This week on The Learning Curve, U.K. Oxford and ASU Shakespeare scholar Prof. Sir Jonathan Bate, discusses Shakespeare's timeless play Julius Caesar on the Ides of March. Sir Jonathan explains the Roman lessons for American constitutionalism, including warnings against the dangers of dictatorship and civil war.

Lauren Redniss on Marie Curie, STEM, & Women’s History

/
This week on The Learning Curve, Cara and Gerard mark Women's History Month with Lauren Redniss, author of Radioactive: Marie & Pierre Curie: A Tale of Love and Fallout, the first work of visual nonfiction to be named a finalist for the National Book Award.

“The Last Candid Man”: B.U.’s Dr. John Silber

/
This week on The Learning Curve, Cara and Gerard talk with Rachel Silber Devlin about her memoir, Snapshots of My Father, John Silber, which captures the wide-ranging and remarkable life of the late philosopher, teacher, and president of Boston University.

OECD’s Andreas Schleicher on PISA & K-12 Global Education

/
This week on The Learning Curve, Andreas Schleicher, Director for Education and Skills at the Organisation for Economic Co-operation and Development (OECD), discusses global K-12 education, skills, and competition.

India Unbound: Gurcharan Das on the Rise of the World’s Largest Free-Market Democracy

/
This week on The Learning Curve, Gurcharan Das, author, public intellectual, and former CEO of Procter & Gamble India, discusses the rise of India since independence to become a thriving, incredibly diverse nation of 1.4 billion people—the world's largest free-market democracy.

Dr. Deborah Plant on Zora Neale Hurston’s Barracoon: The Story of the Last “Black Cargo”
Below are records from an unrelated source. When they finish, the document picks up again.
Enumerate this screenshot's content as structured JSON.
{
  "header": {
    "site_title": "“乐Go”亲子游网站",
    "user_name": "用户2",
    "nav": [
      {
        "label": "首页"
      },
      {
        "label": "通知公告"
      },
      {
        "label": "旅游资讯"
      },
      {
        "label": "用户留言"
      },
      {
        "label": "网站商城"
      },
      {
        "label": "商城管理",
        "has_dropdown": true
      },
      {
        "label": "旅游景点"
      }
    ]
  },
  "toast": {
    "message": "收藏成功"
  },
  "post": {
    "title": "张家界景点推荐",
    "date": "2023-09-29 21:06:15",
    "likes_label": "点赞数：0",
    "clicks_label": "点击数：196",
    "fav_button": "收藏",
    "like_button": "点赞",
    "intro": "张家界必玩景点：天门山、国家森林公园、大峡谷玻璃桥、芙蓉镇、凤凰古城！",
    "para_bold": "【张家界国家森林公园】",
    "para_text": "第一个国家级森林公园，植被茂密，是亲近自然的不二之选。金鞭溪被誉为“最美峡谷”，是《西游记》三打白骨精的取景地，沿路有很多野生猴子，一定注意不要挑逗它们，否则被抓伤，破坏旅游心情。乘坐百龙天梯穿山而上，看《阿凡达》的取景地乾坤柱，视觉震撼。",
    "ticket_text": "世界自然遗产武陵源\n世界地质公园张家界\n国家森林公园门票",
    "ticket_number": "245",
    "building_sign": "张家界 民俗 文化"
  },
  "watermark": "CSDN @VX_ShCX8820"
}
/
This week on The Learning Curve, Dr. Deborah Plant, editor of the 2018 book Barracoon: The Story of the Last “Black Cargo" discusses Zora Neale Hurston's work as an anthropologist telling the story of one of the last survivors of the infamous Middle Passage.